»»

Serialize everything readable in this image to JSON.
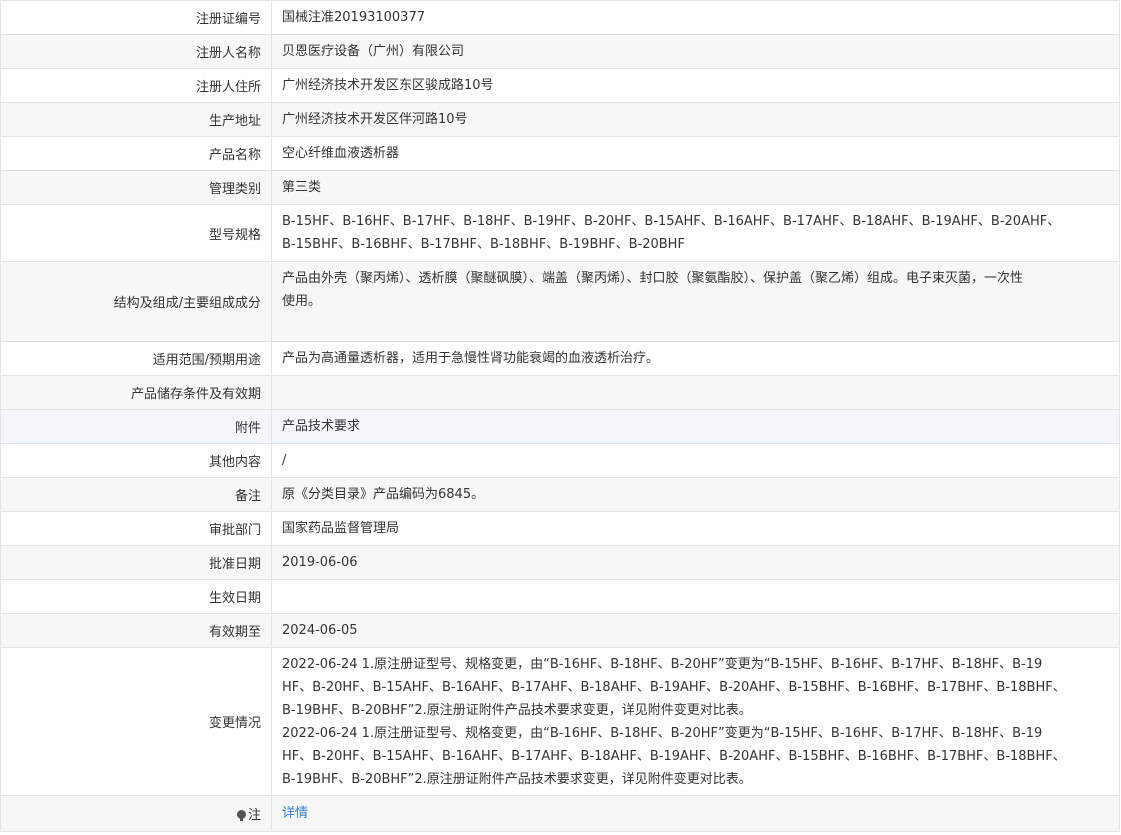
{
  "rows": [
    {
      "label": "注册证编号",
      "value": "国械注准20193100377"
    },
    {
      "label": "注册人名称",
      "value": "贝恩医疗设备（广州）有限公司"
    },
    {
      "label": "注册人住所",
      "value": "广州经济技术开发区东区骏成路10号"
    },
    {
      "label": "生产地址",
      "value": "广州经济技术开发区伴河路10号"
    },
    {
      "label": "产品名称",
      "value": "空心纤维血液透析器"
    },
    {
      "label": "管理类别",
      "value": "第三类"
    },
    {
      "label": "型号规格",
      "value": "B-15HF、B-16HF、B-17HF、B-18HF、B-19HF、B-20HF、B-15AHF、B-16AHF、B-17AHF、B-18AHF、B-19AHF、B-20AHF、\nB-15BHF、B-16BHF、B-17BHF、B-18BHF、B-19BHF、B-20BHF"
    },
    {
      "label": "结构及组成/主要组成成分",
      "value": "产品由外壳（聚丙烯）、透析膜（聚醚砜膜）、端盖（聚丙烯）、封口胶（聚氨酯胶）、保护盖（聚乙烯）组成。电子束灭菌，一次性\n使用。"
    },
    {
      "label": "适用范围/预期用途",
      "value": "产品为高通量透析器，适用于急慢性肾功能衰竭的血液透析治疗。"
    },
    {
      "label": "产品储存条件及有效期",
      "value": ""
    },
    {
      "label": "附件",
      "value": "产品技术要求"
    },
    {
      "label": "其他内容",
      "value": "/"
    },
    {
      "label": "备注",
      "value": "原《分类目录》产品编码为6845。"
    },
    {
      "label": "审批部门",
      "value": "国家药品监督管理局"
    },
    {
      "label": "批准日期",
      "value": "2019-06-06"
    },
    {
      "label": "生效日期",
      "value": ""
    },
    {
      "label": "有效期至",
      "value": "2024-06-05"
    },
    {
      "label": "变更情况",
      "value": "2022-06-24 1.原注册证型号、规格变更，由“B-16HF、B-18HF、B-20HF”变更为“B-15HF、B-16HF、B-17HF、B-18HF、B-19\nHF、B-20HF、B-15AHF、B-16AHF、B-17AHF、B-18AHF、B-19AHF、B-20AHF、B-15BHF、B-16BHF、B-17BHF、B-18BHF、\nB-19BHF、B-20BHF”2.原注册证附件产品技术要求变更，详见附件变更对比表。\n2022-06-24 1.原注册证型号、规格变更，由“B-16HF、B-18HF、B-20HF”变更为“B-15HF、B-16HF、B-17HF、B-18HF、B-19\nHF、B-20HF、B-15AHF、B-16AHF、B-17AHF、B-18AHF、B-19AHF、B-20AHF、B-15BHF、B-16BHF、B-17BHF、B-18BHF、\nB-19BHF、B-20BHF”2.原注册证附件产品技术要求变更，详见附件变更对比表。"
    }
  ],
  "note": {
    "label": "注",
    "link_text": "详情",
    "icon": "lightbulb-icon"
  }
}
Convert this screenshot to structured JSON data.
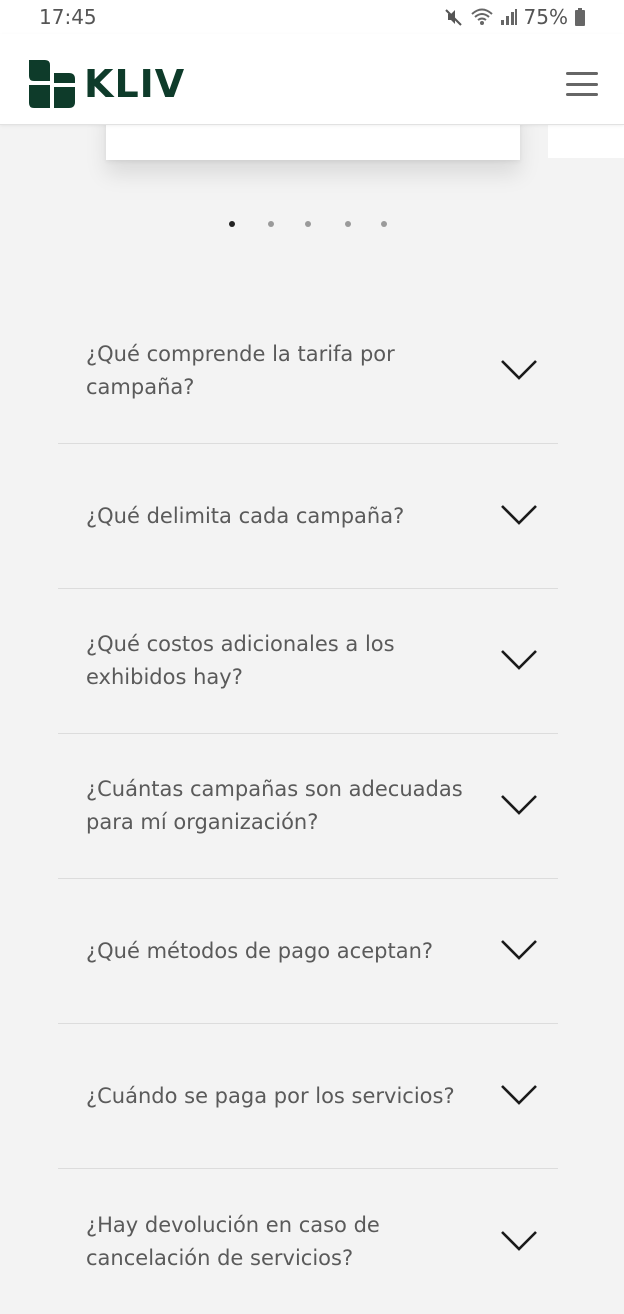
{
  "status_bar": {
    "time": "17:45",
    "battery": "75%",
    "icons": [
      "mute-icon",
      "wifi-icon",
      "signal-icon",
      "battery-icon"
    ]
  },
  "header": {
    "brand": "KLIV",
    "brand_color": "#0e3b2a",
    "menu_icon": "hamburger-menu-icon"
  },
  "carousel": {
    "dot_count": 5,
    "active_index": 0
  },
  "faq": {
    "items": [
      {
        "question": "¿Qué comprende la tarifa por campaña?"
      },
      {
        "question": "¿Qué delimita cada campaña?"
      },
      {
        "question": "¿Qué costos adicionales a los exhibidos hay?"
      },
      {
        "question": "¿Cuántas campañas son adecuadas para mí organización?"
      },
      {
        "question": "¿Qué métodos de pago aceptan?"
      },
      {
        "question": "¿Cuándo se paga por los servicios?"
      },
      {
        "question": "¿Hay devolución en caso de cancelación de servicios?"
      }
    ],
    "chevron_icon": "chevron-down-icon"
  }
}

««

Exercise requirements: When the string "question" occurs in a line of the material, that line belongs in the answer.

Expected answer:
        "question": "¿Qué comprende la tarifa por campaña?"
        "question": "¿Qué delimita cada campaña?"
        "question": "¿Qué costos adicionales a los exhibidos hay?"
        "question": "¿Cuántas campañas son adecuadas para mí organización?"
        "question": "¿Qué métodos de pago aceptan?"
        "question": "¿Cuándo se paga por los servicios?"
        "question": "¿Hay devolución en caso de cancelación de servicios?"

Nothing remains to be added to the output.